The Advisory Report says that healthy adults can have up to 400 milligrams of caffeine a day, or about three to five cups of coffee. According to the Committee, consuming this level of coffee “is not associated with increased long-term health risks among healthy individuals.” Moreover, the Committee says, “consistent evidence indicates that coffee consumption is associated with reduced risk of type 2 diabetes and cardiovascular disease in adults” and also shows a “protective association between caffeine intake and risk of Parkinson’s disease.” But the Advisory Report also warns against added calories from cream and sugars. 

Keep Lowering the Salt

Since its first edition in 1980, the Dietary Guidelines have consistently recommended a reduced sodium intake due to the relationship between sodium intake and high blood pressure. Likewise, the Advisory Report states that “[sodium] consumption continues to far exceed recommendations” and identifies sodium as “ubiquitous in the current U.S. food supply” and a “nutrient of public health concern because of overconsumption.” Adults who need to lower their blood pressure (about 30 percent of U.S. adults) should eat fewer than 2,300 milligrams of sodium per day (the equivalent of about one teaspoon of salt), or as low as 1,500 milligrams per day to further reduce blood pressure. The current average sodium intake in the United States is 3,478 milligrams per day. Mixed dishes, primarily burgers and sandwiches, are the largest contributor of sodium intake, comprising 44 percent of sodium intake in American diets. 

A New Consideration For the Environment

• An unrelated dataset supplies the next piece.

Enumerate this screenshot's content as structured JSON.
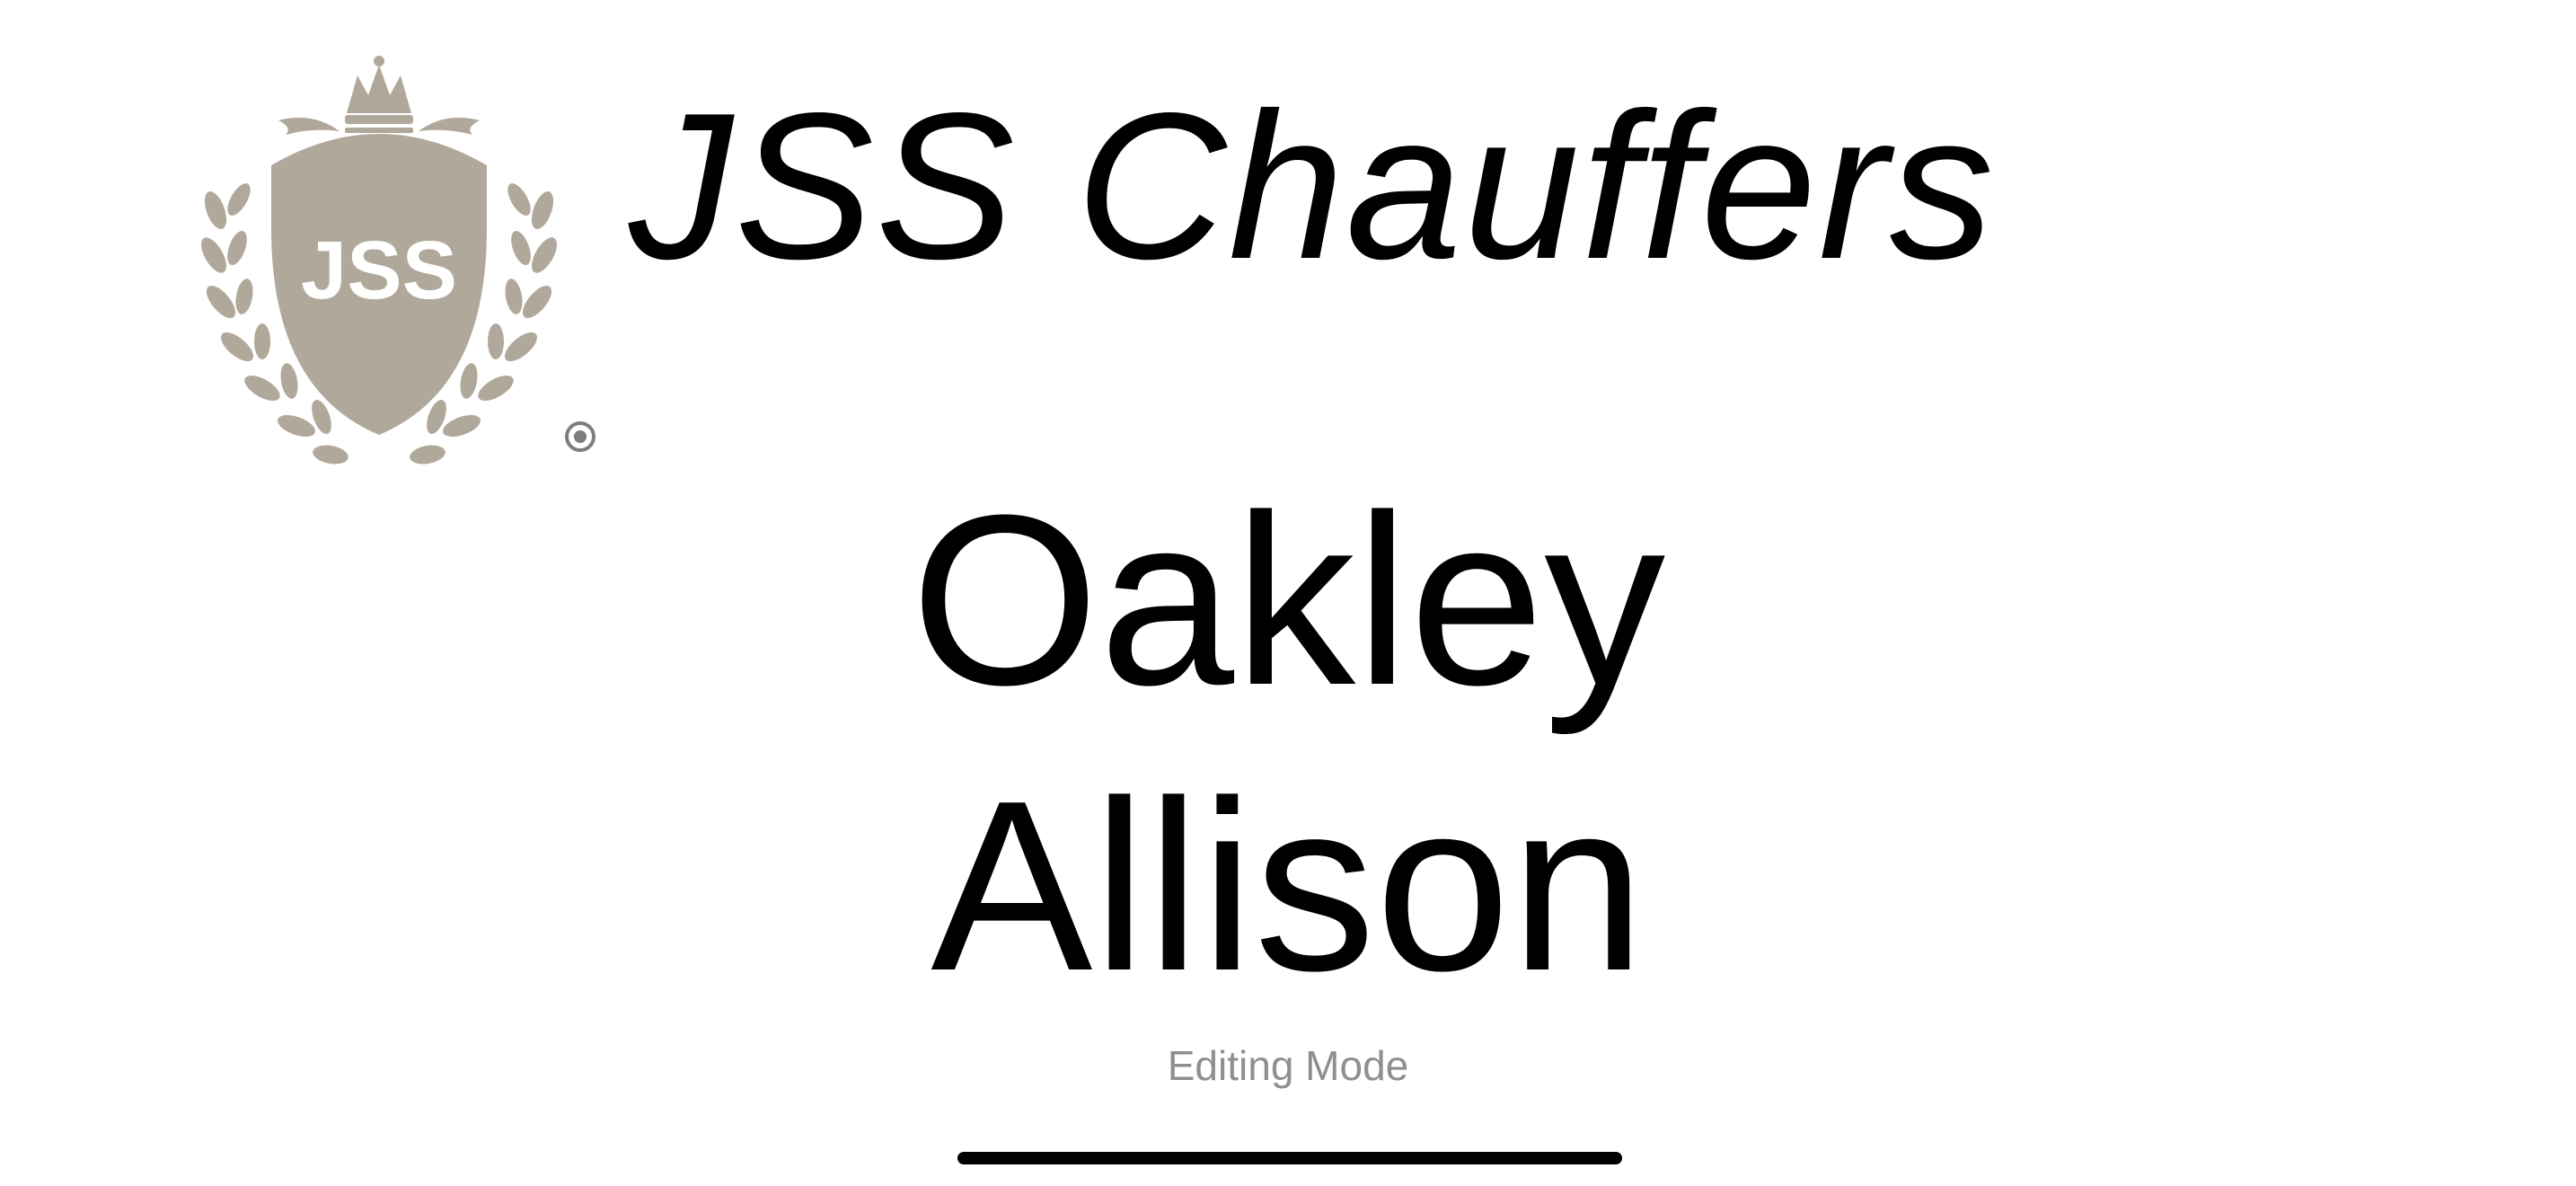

For the first time, the Committee explicitly considers the impact of our food choices on the environment. In its Advisory Report, the Committee notes that “[t]he major findings regarding sustainable diets were that a diet higher in plant-based foods, such as vegetables, fruits, whole grains, legumes, nuts, and seeds, and lower in calories and animal-based foods is more health promoting and is associated with less environmental impact than is the current U.S. diet.” The Advisory Report then specifically recommends three patterns of eating that can achieve a diet that has less environmental impact: the Healthy U.S.-style Pattern, the Healthy Mediterranean-style Pattern, and the Healthy Vegetarian Pattern. (All three patterns contain two cups of fruit per day, two and a half cups of vegetables per day, three ounces of whole grains per day, three ounces of eggs per week, and 27 grams of oils per day, although the quantities of legumes, dairy, and proteins vary slightly among the three patterns.) Currently, the average U.S. diet “has a larger environmental impact in terms of increased greenhouse gas emissions, land use, water use, and energy use, compared to the above dietary patterns” due to its intake of animal-based foods. 

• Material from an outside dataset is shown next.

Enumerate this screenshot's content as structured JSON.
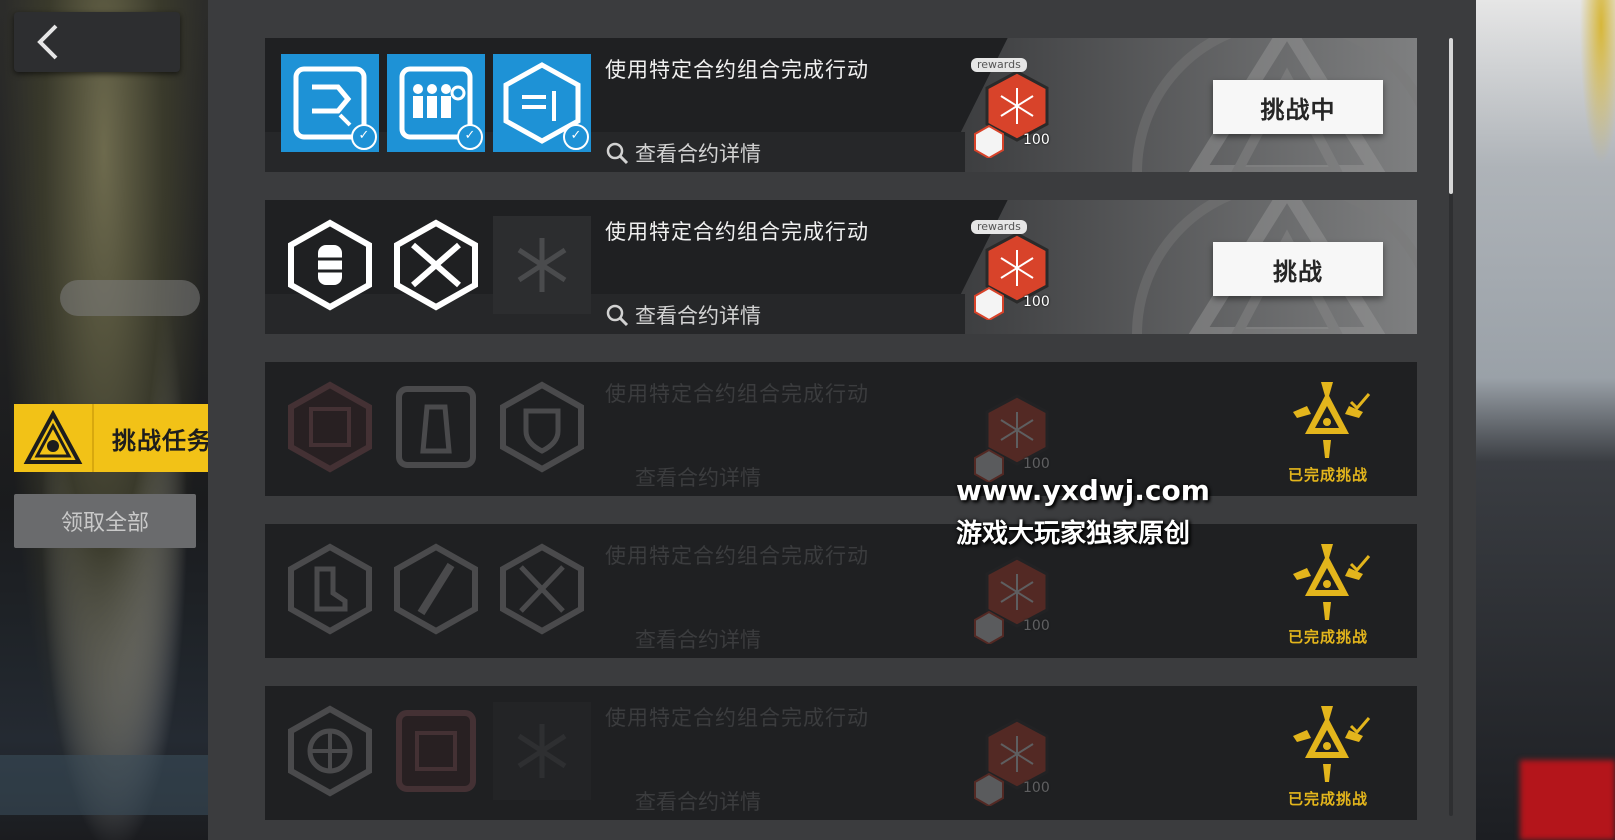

The focus on sustainable food choices has garnered criticism from some politicians and industry groups who feel that the Committee should refrain from fusing nutrition advice with environmental outcomes. But other groups and coalitions are urging HHS and USDA to adopt the Committee’s recommendations on lower meat consumption and more sustainable production.

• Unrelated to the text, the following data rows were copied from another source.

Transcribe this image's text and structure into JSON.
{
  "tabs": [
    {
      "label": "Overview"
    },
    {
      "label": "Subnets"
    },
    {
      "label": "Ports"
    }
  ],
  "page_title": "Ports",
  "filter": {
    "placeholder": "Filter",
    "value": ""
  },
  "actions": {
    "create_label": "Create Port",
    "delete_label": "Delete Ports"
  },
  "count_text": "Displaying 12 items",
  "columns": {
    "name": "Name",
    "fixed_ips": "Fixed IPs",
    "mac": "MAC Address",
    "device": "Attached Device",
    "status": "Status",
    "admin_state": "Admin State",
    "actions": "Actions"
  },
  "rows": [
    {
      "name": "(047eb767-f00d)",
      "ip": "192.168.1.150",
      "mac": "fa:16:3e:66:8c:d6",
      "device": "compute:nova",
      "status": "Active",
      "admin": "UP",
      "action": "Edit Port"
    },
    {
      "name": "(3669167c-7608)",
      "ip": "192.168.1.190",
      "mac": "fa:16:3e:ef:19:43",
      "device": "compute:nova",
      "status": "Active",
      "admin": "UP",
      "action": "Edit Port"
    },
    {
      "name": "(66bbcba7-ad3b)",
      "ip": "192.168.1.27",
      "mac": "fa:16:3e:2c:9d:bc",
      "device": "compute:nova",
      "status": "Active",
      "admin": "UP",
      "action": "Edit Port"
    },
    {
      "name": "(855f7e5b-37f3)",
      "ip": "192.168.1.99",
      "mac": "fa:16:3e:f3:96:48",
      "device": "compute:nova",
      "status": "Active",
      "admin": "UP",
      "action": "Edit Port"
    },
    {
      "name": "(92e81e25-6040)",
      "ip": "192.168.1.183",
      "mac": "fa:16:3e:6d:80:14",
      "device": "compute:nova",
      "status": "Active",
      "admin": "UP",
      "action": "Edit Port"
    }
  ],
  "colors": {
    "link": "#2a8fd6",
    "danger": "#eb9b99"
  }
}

Opportunities for Public Comment

The public can view the Advisory Report and submit comments at www.DietaryGuidelines.gov until April 8, 2015. On March 24, 2015, the public can also offer oral comments at a public meeting in Bethesda, Maryland.